Having a three-mana play with battlefield presence that can also trigger the draw-two engines like Improbable Alliance is important in order to not fall behind. I expect the Izzet decks to have all the tools against the more midrange and control decks, and so I think biasing a bit towards cheaper cards is a good idea. Lastly, a lot of the best cards in this set for Izzet are around four mana, and I already have two four-drops. Picking up another could create a clunky curve, and so I’d rather pick up Tome Raider. It’s possible I’m overthinking this to justify taking a worse card, but I don’t think the power-level delta between Tome Raider and Turn into a Pumpkin is huge.
Pack 2, Pick 2
The Picks So Far:
Take a minute to go over the pool so far. There are a lot of options in the following pack.
Between the two red cards, Scorching Dragonfire takes the cake by a reasonable margin. Skullknocker Ogre looks much better than it is. The first time I read the card, I focused on how enticing the “discard a card at random” part of the ability looked. Thinking about it further, I’m not sure that’s even a downside for the opponent. They get to choose whether or not they block. So if they have a hand full of lands, they can just take four. If they need to protect a bomb, they can prioritize killing or trading with the Ogre. The card needed a keyword ability like haste, trample, or menace to justify the 4/3 body with an ability that may be more of a downside than it looks. And Scorching Dragonfire is just one of the best commons.
Between the two blue cards, I’m not sure which is the correct pick. Syr Elenora, the Discerning is guaranteed card advantage on a body that can actually attack in some situations. Sage of the Falls is a more reliable blocker and helps the engine keep rolling for the draw-two synergy cards, but I’m not certain that the Izzet decks play many creatures. Overall, only time will tell which is better for the Izzet deck, but at this point I would settle on Syr Elenora because it’s guaranteed card advantage.

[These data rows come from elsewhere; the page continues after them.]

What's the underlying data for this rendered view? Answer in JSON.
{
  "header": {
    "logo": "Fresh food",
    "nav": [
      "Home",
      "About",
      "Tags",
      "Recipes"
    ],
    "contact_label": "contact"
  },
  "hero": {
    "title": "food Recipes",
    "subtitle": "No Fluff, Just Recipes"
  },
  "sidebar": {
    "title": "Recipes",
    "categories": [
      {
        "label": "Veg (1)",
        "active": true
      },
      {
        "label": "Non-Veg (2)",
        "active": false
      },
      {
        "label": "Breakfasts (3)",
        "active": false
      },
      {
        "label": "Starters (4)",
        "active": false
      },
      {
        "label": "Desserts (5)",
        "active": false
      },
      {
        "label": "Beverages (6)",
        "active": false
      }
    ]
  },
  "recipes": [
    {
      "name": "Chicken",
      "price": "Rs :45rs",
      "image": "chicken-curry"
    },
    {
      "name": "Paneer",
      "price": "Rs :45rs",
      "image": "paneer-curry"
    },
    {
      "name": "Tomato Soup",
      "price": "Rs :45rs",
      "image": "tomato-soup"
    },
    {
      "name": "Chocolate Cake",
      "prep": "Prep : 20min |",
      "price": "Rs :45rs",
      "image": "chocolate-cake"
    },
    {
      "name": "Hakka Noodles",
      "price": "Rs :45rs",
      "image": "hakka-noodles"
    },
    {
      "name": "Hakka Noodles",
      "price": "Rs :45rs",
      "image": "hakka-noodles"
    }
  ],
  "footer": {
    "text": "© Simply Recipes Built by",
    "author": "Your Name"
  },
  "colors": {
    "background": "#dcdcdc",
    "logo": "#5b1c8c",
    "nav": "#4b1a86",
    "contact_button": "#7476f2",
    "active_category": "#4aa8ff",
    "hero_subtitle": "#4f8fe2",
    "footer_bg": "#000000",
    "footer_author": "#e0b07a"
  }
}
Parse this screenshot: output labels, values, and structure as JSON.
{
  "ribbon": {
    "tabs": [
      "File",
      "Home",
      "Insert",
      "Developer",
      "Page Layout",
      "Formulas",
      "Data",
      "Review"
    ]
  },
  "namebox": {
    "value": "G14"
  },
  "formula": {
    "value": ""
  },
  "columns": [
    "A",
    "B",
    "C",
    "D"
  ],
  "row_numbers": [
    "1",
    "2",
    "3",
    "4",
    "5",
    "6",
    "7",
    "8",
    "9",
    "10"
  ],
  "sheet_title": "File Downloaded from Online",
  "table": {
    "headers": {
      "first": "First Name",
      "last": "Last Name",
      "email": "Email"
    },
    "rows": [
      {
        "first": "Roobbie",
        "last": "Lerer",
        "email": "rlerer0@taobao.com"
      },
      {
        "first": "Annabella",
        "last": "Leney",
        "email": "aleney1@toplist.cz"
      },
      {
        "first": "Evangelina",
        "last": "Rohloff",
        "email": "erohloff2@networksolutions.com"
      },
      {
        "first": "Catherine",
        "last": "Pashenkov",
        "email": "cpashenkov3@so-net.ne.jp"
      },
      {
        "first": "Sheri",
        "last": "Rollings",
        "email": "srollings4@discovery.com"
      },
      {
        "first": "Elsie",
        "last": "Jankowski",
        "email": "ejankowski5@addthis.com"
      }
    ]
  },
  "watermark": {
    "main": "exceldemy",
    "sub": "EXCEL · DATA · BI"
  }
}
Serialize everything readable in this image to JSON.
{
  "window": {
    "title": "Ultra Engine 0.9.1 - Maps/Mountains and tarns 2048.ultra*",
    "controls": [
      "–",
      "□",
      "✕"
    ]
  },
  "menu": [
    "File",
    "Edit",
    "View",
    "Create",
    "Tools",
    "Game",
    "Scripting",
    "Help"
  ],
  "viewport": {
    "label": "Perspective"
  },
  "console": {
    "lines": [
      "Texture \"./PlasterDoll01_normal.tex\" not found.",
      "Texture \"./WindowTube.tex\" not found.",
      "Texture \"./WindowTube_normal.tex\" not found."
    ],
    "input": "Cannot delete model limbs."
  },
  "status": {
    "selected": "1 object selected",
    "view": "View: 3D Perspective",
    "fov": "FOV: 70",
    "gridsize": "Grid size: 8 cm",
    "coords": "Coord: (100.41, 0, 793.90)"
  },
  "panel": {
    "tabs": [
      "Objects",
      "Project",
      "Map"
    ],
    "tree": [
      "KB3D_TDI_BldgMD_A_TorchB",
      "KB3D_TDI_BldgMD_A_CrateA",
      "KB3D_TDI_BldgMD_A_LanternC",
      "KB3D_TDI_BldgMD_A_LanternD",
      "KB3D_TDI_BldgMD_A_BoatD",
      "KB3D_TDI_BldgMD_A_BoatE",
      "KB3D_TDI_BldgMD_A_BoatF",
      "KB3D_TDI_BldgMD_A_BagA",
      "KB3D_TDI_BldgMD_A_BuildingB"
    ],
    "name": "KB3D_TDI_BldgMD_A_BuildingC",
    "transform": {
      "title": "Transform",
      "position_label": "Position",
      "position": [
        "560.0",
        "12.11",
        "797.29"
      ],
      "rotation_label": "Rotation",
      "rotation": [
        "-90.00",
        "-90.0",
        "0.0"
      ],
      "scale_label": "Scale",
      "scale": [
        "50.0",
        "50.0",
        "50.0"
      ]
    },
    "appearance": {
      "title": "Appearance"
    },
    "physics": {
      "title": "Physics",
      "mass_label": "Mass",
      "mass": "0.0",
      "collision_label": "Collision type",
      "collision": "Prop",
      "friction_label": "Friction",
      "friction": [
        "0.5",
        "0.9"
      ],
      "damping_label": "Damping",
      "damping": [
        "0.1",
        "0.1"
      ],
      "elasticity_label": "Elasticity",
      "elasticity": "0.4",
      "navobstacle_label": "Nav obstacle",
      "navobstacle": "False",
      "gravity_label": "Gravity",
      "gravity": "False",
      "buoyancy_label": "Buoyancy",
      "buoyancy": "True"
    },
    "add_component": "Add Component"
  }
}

So this pick is between Syr Elenora and Scorching Dragonfire. At the time, I took Syr Elenora because it seems very powerful and less replaceable. However, after playing the games and further thinking, I believe Scorching Dragonfire was the correct pick. The Izzet deck doesn’t struggle to draw cards. And hence card advantage isn’t at the same premium it is for other archetypes. What’s most important is the ability to double-spell and interact. One of the best possible follow-ups to a Turn 2 Improbable Alliance is Scorching Dragonfire and Opt. Without cheap interaction, it is too easy to fall behind.
Below is the final deck, and you can view the full draft log here! As you can see, it’s a 9-8 manabase, which I wasn’t happy with, and it was clunky in the games. I felt like I needed more red sources in order to support Opportunistic Dragon and always be able to cast Improbable Alliance early. However, with the amount of cheap blue cards and situations in which I would need double blue, I couldn’t justify more red sources. Golden Egg is actually important for that without being off-plan, since it helps trigger my engine cards.
The deck went 3-0 pretty easily thanks to how linear the plan was. Yes, there were mana problems, but not enough to stop the trophy!